YOUR GOAL - In the records, each line holding "Alarm" must be reported.

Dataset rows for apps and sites
####################

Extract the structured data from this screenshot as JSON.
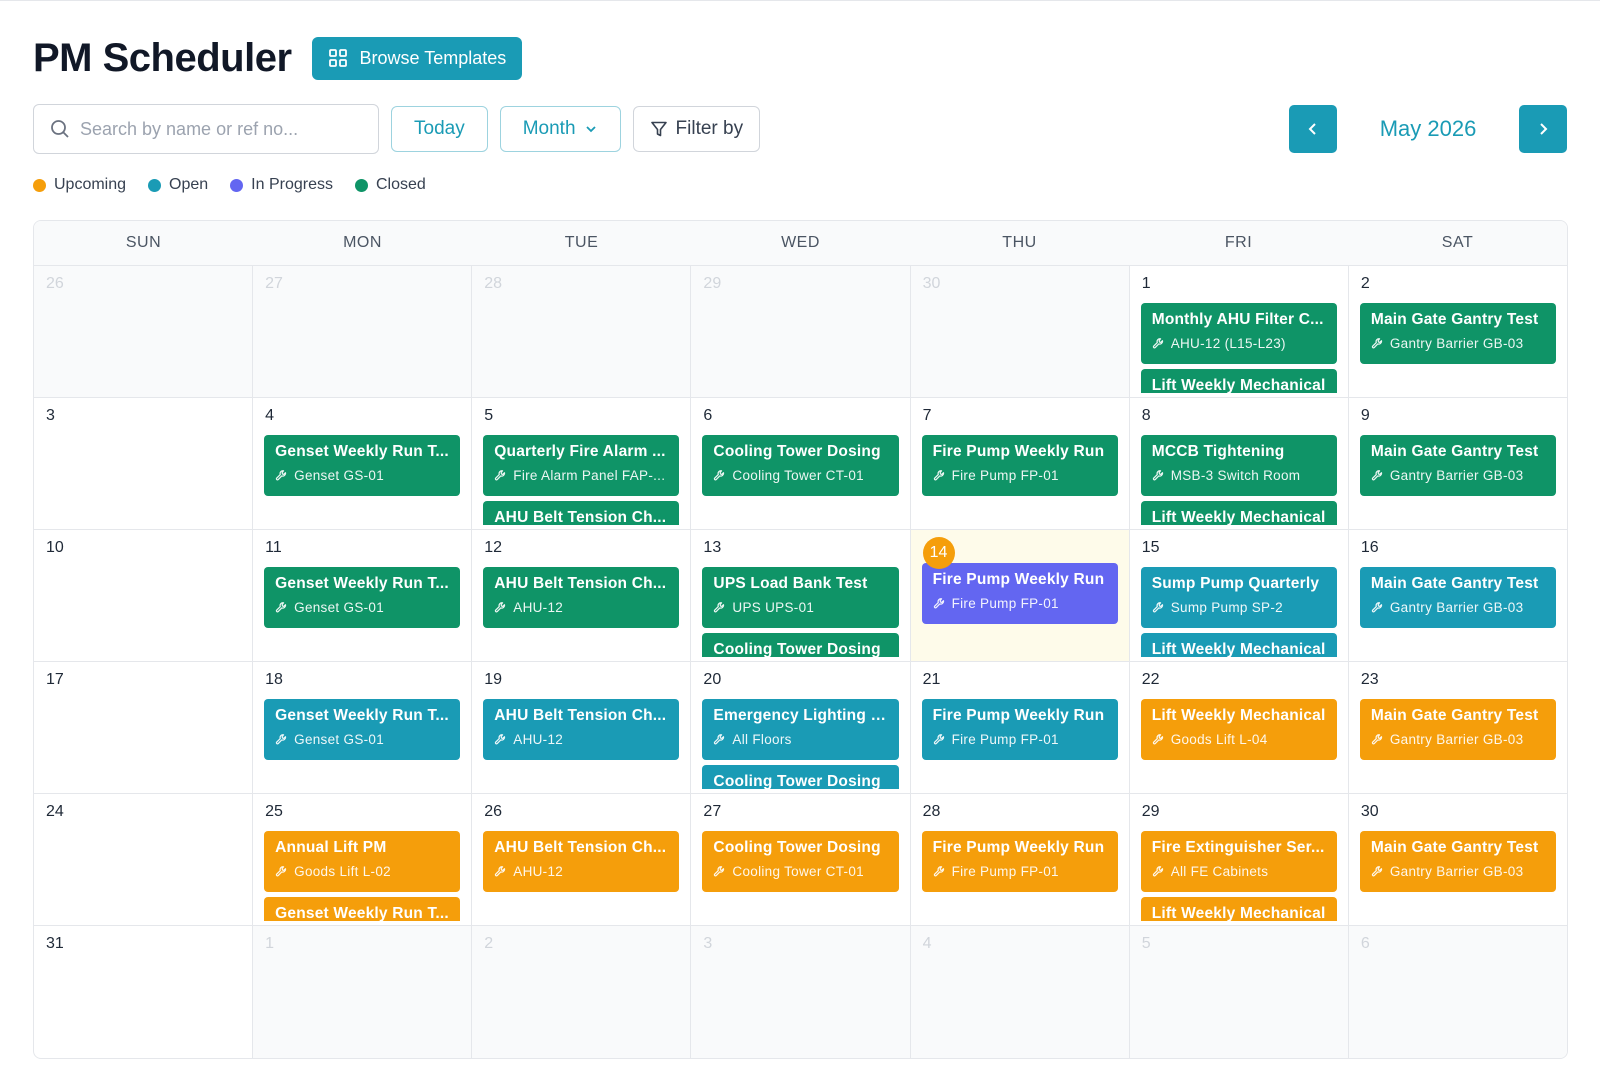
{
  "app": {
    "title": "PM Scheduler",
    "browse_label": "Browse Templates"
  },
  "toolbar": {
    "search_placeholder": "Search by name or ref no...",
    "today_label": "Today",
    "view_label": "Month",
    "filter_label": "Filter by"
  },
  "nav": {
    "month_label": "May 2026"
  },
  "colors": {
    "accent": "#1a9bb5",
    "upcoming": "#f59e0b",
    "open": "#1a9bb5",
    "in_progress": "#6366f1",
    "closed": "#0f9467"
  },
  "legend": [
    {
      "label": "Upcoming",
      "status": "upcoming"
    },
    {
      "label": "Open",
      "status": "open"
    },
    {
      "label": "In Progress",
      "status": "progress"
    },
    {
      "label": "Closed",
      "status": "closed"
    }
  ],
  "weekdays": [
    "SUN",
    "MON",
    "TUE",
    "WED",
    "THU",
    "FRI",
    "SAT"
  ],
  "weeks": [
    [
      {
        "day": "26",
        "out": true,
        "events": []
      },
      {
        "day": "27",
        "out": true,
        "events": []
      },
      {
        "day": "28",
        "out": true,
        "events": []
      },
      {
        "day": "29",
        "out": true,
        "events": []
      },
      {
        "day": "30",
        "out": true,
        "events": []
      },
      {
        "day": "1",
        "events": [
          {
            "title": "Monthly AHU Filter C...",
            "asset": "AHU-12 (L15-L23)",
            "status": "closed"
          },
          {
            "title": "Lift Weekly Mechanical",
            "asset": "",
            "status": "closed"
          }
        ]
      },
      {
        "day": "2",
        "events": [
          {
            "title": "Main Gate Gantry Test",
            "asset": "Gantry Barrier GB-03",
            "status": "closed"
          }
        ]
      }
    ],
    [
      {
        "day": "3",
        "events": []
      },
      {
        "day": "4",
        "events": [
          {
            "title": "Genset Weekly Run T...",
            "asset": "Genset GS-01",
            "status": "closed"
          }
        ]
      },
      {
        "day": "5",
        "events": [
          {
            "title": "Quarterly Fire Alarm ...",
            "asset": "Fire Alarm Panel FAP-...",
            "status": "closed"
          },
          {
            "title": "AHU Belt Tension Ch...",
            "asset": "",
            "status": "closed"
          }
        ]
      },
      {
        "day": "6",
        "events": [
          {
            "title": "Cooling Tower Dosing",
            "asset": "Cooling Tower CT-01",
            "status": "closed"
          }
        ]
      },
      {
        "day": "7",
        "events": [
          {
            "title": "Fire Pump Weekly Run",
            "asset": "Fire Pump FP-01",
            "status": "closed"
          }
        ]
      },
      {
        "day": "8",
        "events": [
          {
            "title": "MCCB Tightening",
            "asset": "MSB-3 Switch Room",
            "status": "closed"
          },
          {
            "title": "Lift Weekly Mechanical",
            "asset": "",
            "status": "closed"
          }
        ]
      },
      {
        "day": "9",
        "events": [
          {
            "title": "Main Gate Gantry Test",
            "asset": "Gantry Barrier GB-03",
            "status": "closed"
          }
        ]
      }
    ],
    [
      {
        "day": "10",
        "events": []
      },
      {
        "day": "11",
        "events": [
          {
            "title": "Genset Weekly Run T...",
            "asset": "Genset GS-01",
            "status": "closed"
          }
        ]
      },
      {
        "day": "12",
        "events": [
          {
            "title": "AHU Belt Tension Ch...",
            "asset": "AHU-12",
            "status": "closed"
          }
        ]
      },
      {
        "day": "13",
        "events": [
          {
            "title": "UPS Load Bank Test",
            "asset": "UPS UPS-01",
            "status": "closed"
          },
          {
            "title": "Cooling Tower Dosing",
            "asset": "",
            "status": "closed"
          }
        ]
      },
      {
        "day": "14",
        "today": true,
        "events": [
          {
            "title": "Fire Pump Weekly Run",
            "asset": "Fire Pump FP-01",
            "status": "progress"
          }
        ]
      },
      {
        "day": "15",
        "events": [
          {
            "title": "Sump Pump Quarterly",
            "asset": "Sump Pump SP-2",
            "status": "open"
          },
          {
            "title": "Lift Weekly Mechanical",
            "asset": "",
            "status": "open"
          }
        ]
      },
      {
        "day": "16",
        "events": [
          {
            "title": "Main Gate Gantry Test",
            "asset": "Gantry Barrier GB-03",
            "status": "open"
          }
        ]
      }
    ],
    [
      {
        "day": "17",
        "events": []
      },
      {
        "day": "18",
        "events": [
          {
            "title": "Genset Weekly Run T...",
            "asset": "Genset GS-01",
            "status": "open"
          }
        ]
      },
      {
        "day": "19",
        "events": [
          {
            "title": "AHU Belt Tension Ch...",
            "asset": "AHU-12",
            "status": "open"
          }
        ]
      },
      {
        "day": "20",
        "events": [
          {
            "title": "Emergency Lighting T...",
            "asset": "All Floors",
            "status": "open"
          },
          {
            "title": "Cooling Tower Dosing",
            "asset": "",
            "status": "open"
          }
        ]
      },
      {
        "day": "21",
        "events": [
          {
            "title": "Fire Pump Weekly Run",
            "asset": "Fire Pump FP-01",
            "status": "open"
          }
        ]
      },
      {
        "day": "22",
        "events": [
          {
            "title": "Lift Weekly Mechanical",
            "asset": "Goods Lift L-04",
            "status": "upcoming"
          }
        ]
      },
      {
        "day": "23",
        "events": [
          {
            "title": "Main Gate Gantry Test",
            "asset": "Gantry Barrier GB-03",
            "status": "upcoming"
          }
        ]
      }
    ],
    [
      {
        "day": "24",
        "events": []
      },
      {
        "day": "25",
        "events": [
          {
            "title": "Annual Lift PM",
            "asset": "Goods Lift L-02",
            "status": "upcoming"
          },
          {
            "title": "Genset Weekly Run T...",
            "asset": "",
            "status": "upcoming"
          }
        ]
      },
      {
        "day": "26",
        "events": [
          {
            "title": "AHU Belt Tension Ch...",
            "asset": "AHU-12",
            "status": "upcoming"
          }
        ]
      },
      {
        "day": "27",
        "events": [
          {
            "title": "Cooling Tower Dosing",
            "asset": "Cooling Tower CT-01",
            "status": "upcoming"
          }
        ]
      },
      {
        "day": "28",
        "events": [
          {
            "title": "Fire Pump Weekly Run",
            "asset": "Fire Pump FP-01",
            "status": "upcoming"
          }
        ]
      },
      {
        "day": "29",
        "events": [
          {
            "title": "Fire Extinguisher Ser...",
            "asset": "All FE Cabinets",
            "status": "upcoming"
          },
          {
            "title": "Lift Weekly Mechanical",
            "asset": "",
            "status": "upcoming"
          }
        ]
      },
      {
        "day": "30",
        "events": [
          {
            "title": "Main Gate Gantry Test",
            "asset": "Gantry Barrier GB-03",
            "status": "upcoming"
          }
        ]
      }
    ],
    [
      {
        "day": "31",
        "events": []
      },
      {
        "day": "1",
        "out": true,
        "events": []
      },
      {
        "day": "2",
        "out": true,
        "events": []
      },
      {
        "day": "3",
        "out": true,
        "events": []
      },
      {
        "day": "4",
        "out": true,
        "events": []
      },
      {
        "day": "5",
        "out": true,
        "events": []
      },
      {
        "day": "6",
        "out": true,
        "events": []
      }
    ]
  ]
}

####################

ANSWER TO THIS TASK -
            "title": "Quarterly Fire Alarm ...",
            "asset": "Fire Alarm Panel FAP-...",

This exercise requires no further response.